“Open” sources of information are used extensively by local police organizations. As one respondent explained,About 70–80 percent of our intelligence comes from open sources—those open to the public—such as the newspaper, media, internet, public, and community. The media spends billions of dollars on information gathering. The remaining 20–30 percent comes from undercover surveillance, informants, and federal databases (which are developed from operations). Reasonable suspicion must still exist to review open sources—we can’t just review them willy-nilly. CNN is a good source because the information is often correct, unlike other stories. All information must be verified. The internet is a source that was not previously used until about five years ago. 
In an article, written earlier this year by Stephen C. Mercado of the CIA, entitled, "Reexamining the Distinction Between Open Information and Secrets", Mercado states (emphasis added):
"We need to rethink the distinction between open sources and secrets. Too many policymakers and intelligence officers mistake secrecy for intelligence and assume that information covertly acquired is superior to that obtained openly. Yet, the distinction between overt and covert sources is less clear than such thinking suggests. Open sources often equal or surpass classified information in monitoring and analyzing such pressing problems as terrorism, proliferation, and counterintelligence. Slighting open source intelligence (OSINT) for secrets, obtained at far greater expense when available at all, is no way to run an intelligence community. Also, we must put to rest the notion that the private sector is the preferred OSINT agent.

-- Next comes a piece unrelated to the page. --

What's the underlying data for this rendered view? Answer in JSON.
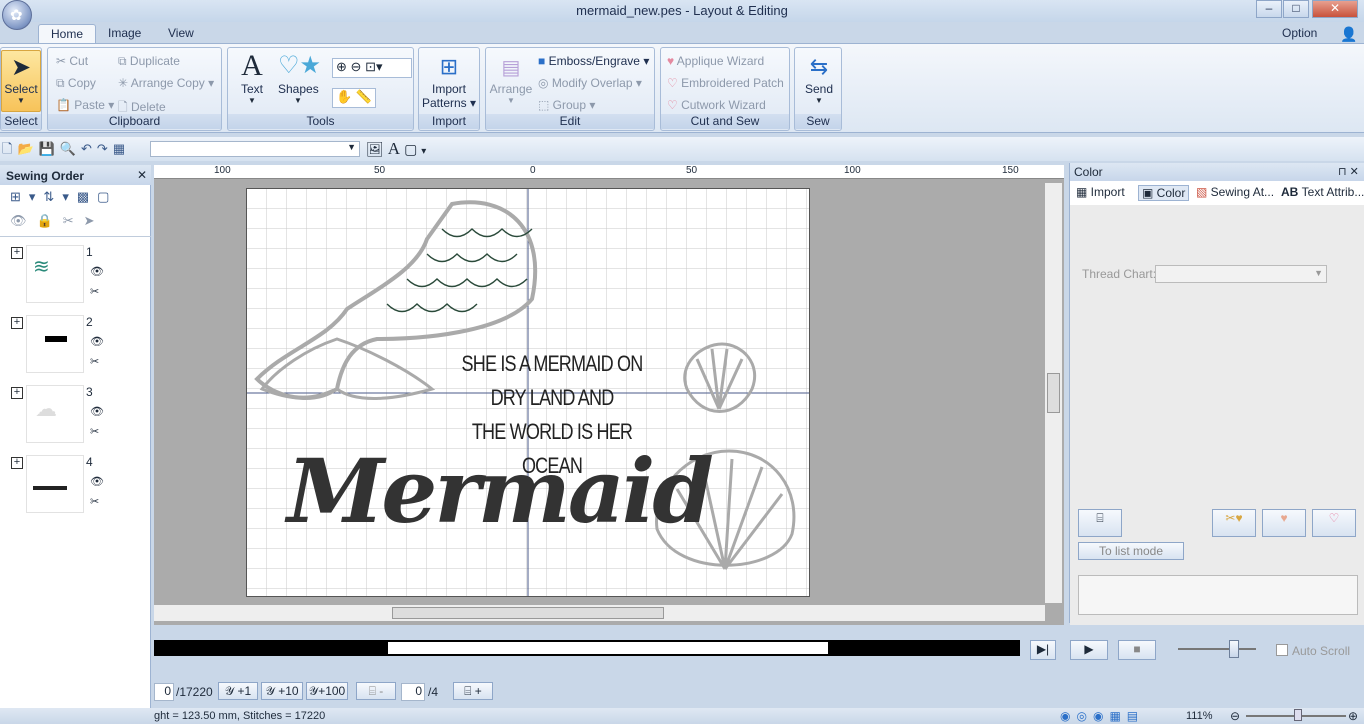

In the end, I would contend, the Intelligence Community (IC) needs to assign greater resources to open sources."As for his comment regarding the "notion that the private sector is the preferred OSINT agent," I make no claims of advantage over intelligence professionals. My goal, especially with regard to the information I've published on Jamaat ul-Fuqra, is to simply report what I've found out and disseminate that with the knowledge that fellow citizens AND government professionals may read it. And, having monitored recent traffic to this blog, I can attest, government professionals are reading it.
In conclusion, I have listed some additional reading material that may be of use to readers (and fellow bloggers) interested in open source intelligence.
Review Essay. Richard S. Friedman. "Open Source Intelligence," PARAMETERS, US Army War College Quarterly, Summer 1998, pp. 159-165.
Article. Stephen C. Mercado. "Open–Source Intelligence From the Airwaves: FBIS Against the Axis, 1941-1945," Studies in Intelligence, Fall-Winter 2001. Center for the Study of Intelligence, CIA.
Article. Stephen C. Mercado. "A Venerable Source in a New Era: Sailing the Sea of OSINT in the Information Age." Studies in Intelligence, Vol. 48, No. 3, 2004. Center for the Study of Intelligence, CIA.
Article. Herman L. Croom. "The Exploitation of Foreign Open Sources." Studies in Intelligence, Summer 1969.
NATO Open Source Intelligence Handbook (PDF via OSS.net)
NATO Open Source Intelligence Reader (PDF via OSS.net)
NATO Intelligence Exploitation of the Internet (PDF via OSS.net)